A dog could get into the book of pedigree kept by the Hungarian Kennel Club only after judgement by a special commission, if that particular dog proved to be suitable by its look and at a hunting test. The first registered vizsla included Witti (see picture) Honvéd, Laura and Pax.

Following an extensive debate, the standard was developed with the leadership of Loránd Morvay, Dr. Emil Raísits, Jenő Puntigám and Béla Kerpely, which was accepted by the National Vizsla Club in 1928. The FCI (Federation Cynologique Internationale - World Canine Organisation) recognized this breed in 1936, and registered the standard under number 57.

The working features of the vizsla were characterized like this: ... the most obedient and teachable of all the vizsla types ... it follows instructions very well ... it is due to its unconditional obedience that it searches as wide of an area as we want... there is hardly a Hungarian vizsla that must be forced to retrieve ... with regard to tracking, considering its origin as a bloodhound, it is a real master. (Gyula Csizmadia ) The working conditions were set by the Competition Regulations and accepted in 1936.
The first large breeds were the Végvár, Gyöngyöspuszta and Kapos kennels.
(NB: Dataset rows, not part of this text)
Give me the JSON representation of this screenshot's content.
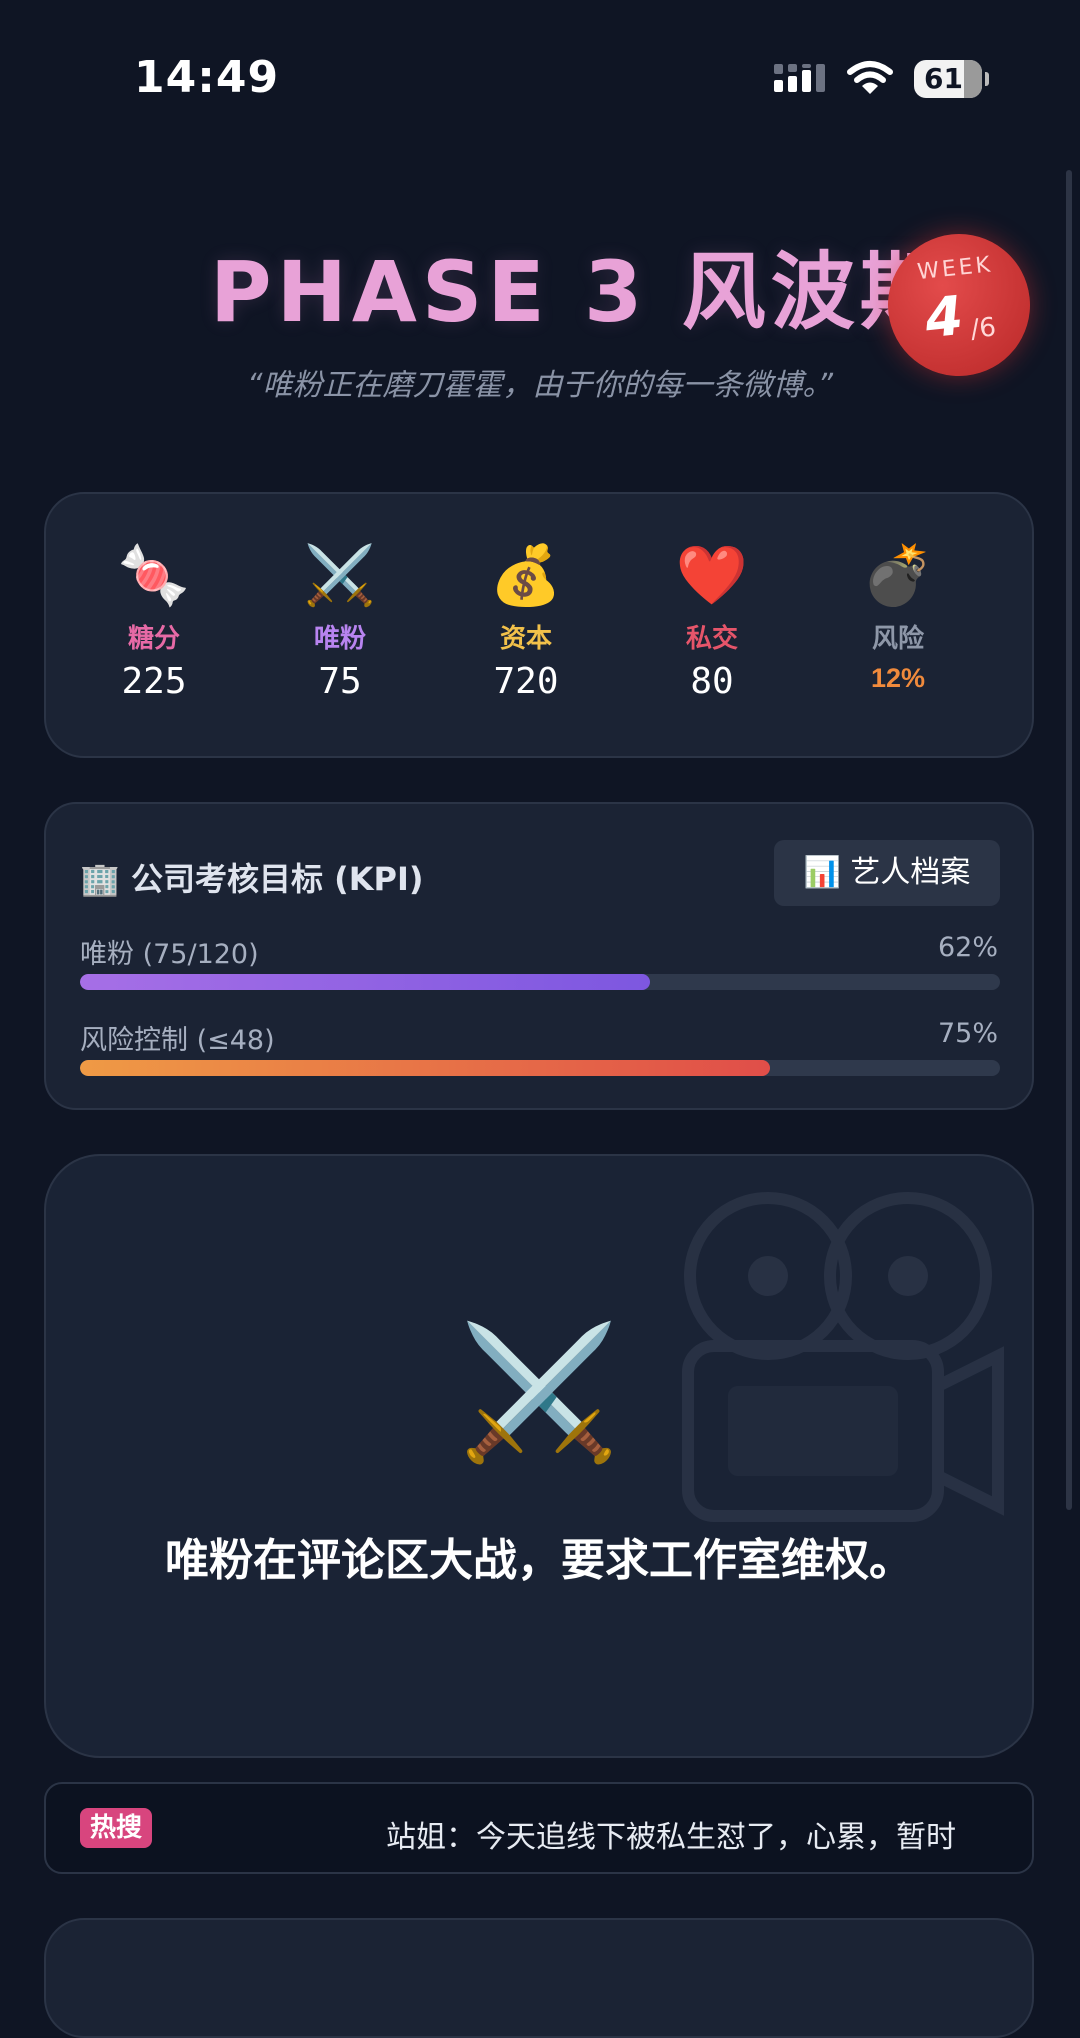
{
  "status_bar": {
    "time": "14:49",
    "battery": "61"
  },
  "header": {
    "title": "PHASE 3 风波期",
    "subtitle": "“唯粉正在磨刀霍霍，由于你的每一条微博。”",
    "week_label": "WEEK",
    "week_current": "4",
    "week_total": "/6"
  },
  "stats": [
    {
      "icon": "candy-icon",
      "glyph": "🍬",
      "label": "糖分",
      "value": "225",
      "color": "#e76aa6"
    },
    {
      "icon": "crossed-swords-icon",
      "glyph": "⚔️",
      "label": "唯粉",
      "value": "75",
      "color": "#b884f0"
    },
    {
      "icon": "money-bag-icon",
      "glyph": "💰",
      "label": "资本",
      "value": "720",
      "color": "#f2c14a"
    },
    {
      "icon": "heart-icon",
      "glyph": "❤️",
      "label": "私交",
      "value": "80",
      "color": "#e6556a"
    },
    {
      "icon": "bomb-icon",
      "glyph": "💣",
      "label": "风险",
      "value": "12%",
      "color": "#8e97a8",
      "value_color": "#f08a3c"
    }
  ],
  "kpi": {
    "title": "🏢 公司考核目标 (KPI)",
    "profile_button": "📊 艺人档案",
    "rows": [
      {
        "label": "唯粉 (75/120)",
        "percent_label": "62%",
        "progress": 0.62
      },
      {
        "label": "风险控制 (≤48)",
        "percent_label": "75%",
        "progress": 0.75
      }
    ]
  },
  "event": {
    "icon": "crossed-swords-icon",
    "glyph": "⚔️",
    "text": "唯粉在评论区大战，要求工作室维权。"
  },
  "hot_search": {
    "tag": "热搜",
    "text": "站姐：今天追线下被私生怼了，心累，暂时"
  }
}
The famous vizsla trainers, who were also recognised abroad, like Endre Félix or Balázs Ötvös, did a lot for the popularisation of this breed. The creation of the breeding farm in Hévíz in 1937 produced a great boost in breeding. The owner of the farm was Duke György Festetics.
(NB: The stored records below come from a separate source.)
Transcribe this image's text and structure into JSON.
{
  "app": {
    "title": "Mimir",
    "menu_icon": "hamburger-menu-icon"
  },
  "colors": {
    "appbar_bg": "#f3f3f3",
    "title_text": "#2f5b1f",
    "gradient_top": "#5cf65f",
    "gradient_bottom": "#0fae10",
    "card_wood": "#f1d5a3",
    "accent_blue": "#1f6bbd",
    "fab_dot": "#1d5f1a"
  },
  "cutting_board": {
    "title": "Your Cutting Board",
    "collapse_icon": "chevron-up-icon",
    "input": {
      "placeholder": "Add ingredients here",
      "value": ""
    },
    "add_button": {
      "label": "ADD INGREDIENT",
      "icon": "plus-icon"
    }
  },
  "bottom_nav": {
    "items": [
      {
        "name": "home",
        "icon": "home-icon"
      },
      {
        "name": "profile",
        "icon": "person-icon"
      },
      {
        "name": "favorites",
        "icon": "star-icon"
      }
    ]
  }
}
In 1936, the book of pedigree was closed. Therefore, only the pure blood descendants of dogs admitted into the book until that time were allowed into breeding. By the early 1940s, there were approximately five thousand thoroughbred Hungarian vizslas in the country.

Unfortunately, by the end of World War II, much of the Hungarian vizsla population was destroyed, a few of these dogs were taken to Western Europe or America. The original, central book of origin was also lost in fire, thus the origin of some of the remaining entities found was unknown. The National Vizsla Club re-launched the book of pedigree and began to reconstruct the breed. In this, great assistance was also provided by the state breeding farm established in Gödöllő, east of Budapest in 1947. In 1956, the Hungarian Kennel Club was recreated with the leadership of Mihály Kende, and it managed to settle its membership problems with the FCI in 1963. It was in 1966 that the FCI accepted the modification of the Hungarian vizsla standard.
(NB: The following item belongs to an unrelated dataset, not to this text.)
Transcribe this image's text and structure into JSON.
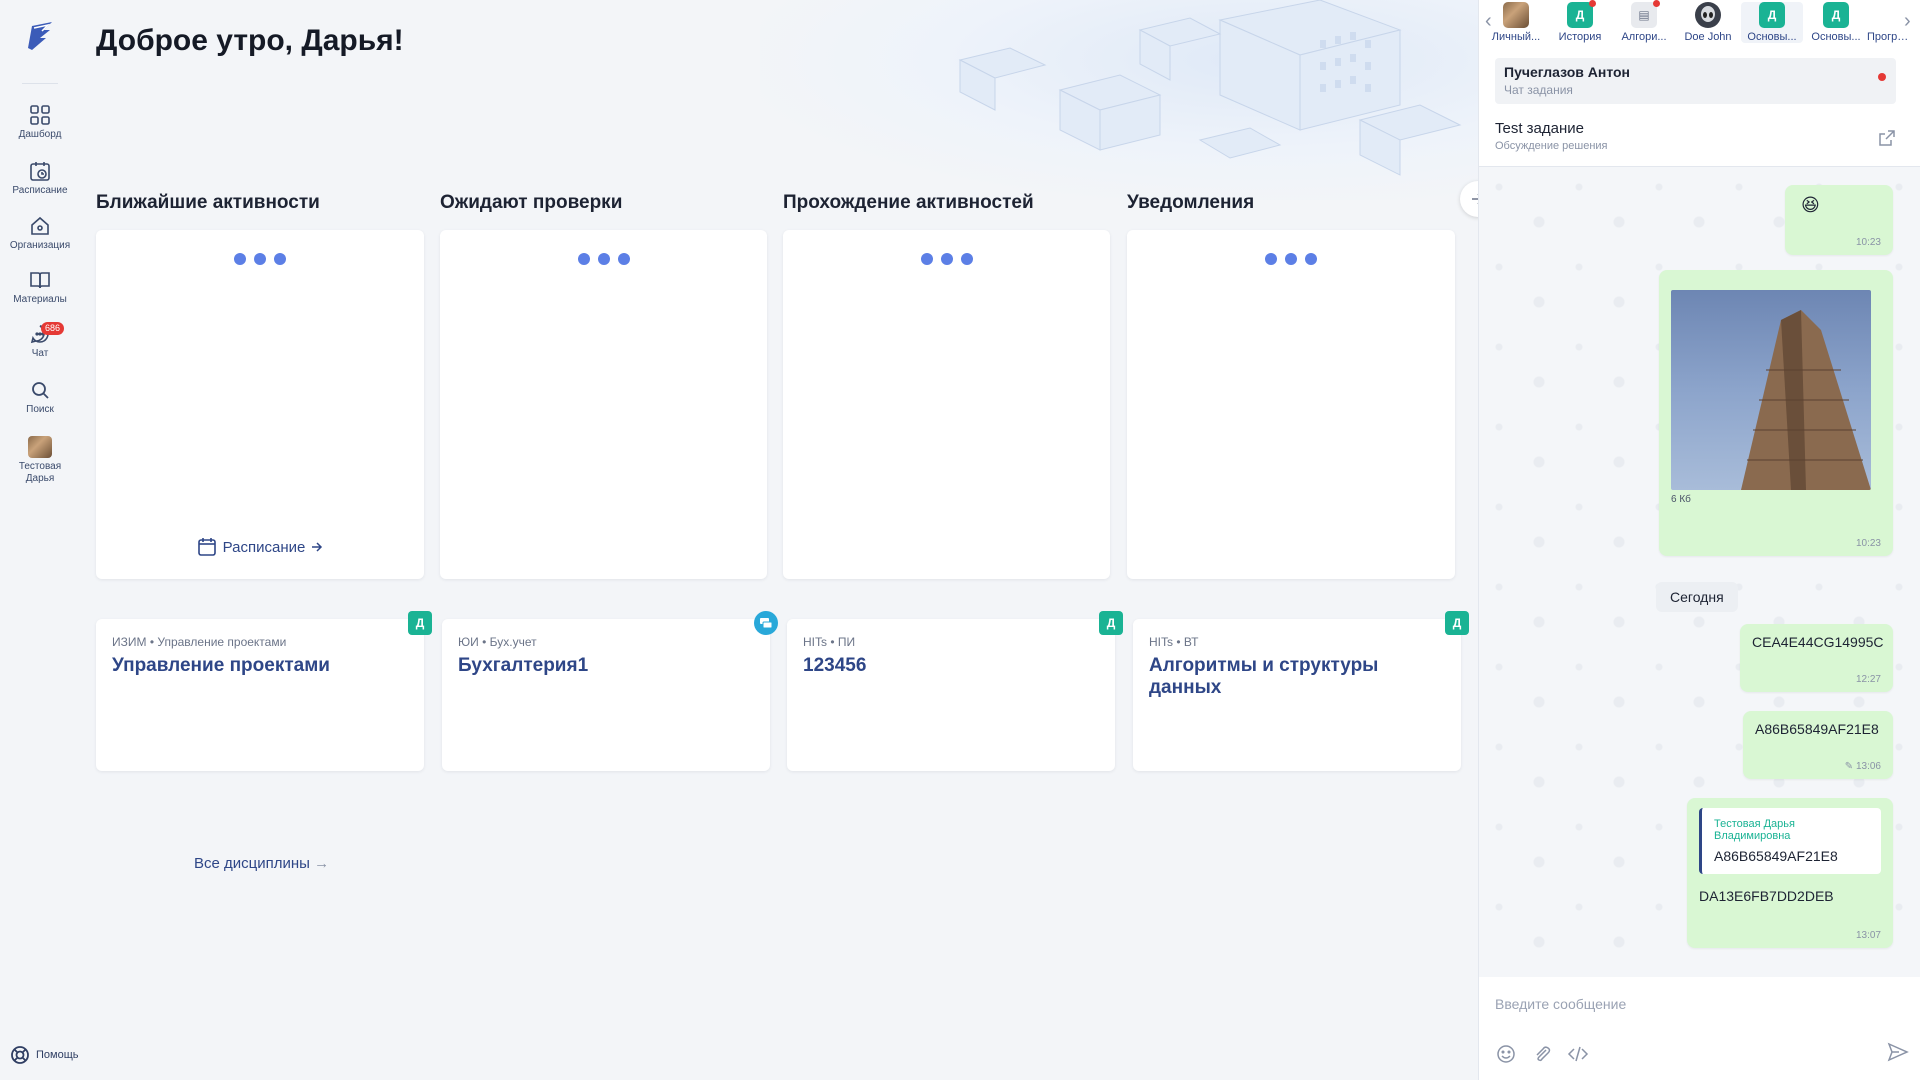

In parallel with the improvement of the economic and political situation, in the seventies, the dog hobby began another development process that has not abated since. A perceivable change came about in the history of the Hungarian vizsla, as well. More and more hunting dog competitions of higher and higher standards were organised, and that had a favourable effect on breeding, too. Instead of the bulkier, bonier, skinny Hungarian vizslas with much tissue under the skin of the head, widespread after the War, it was the easy-build, dynamic Hungarian vizsla of galloping type similar to the ones dreamed up by Dr. Kálmán Polgár and his associates that came to the foreground, and which perfectly fulfil the hunting and competition requirements of our modern era.

Excerpts from:
Hungarian Vizsla Page: The breeding regulations of the Hungarian Vizsla Klub
History of the Vizsla

No comments:

Post a Comment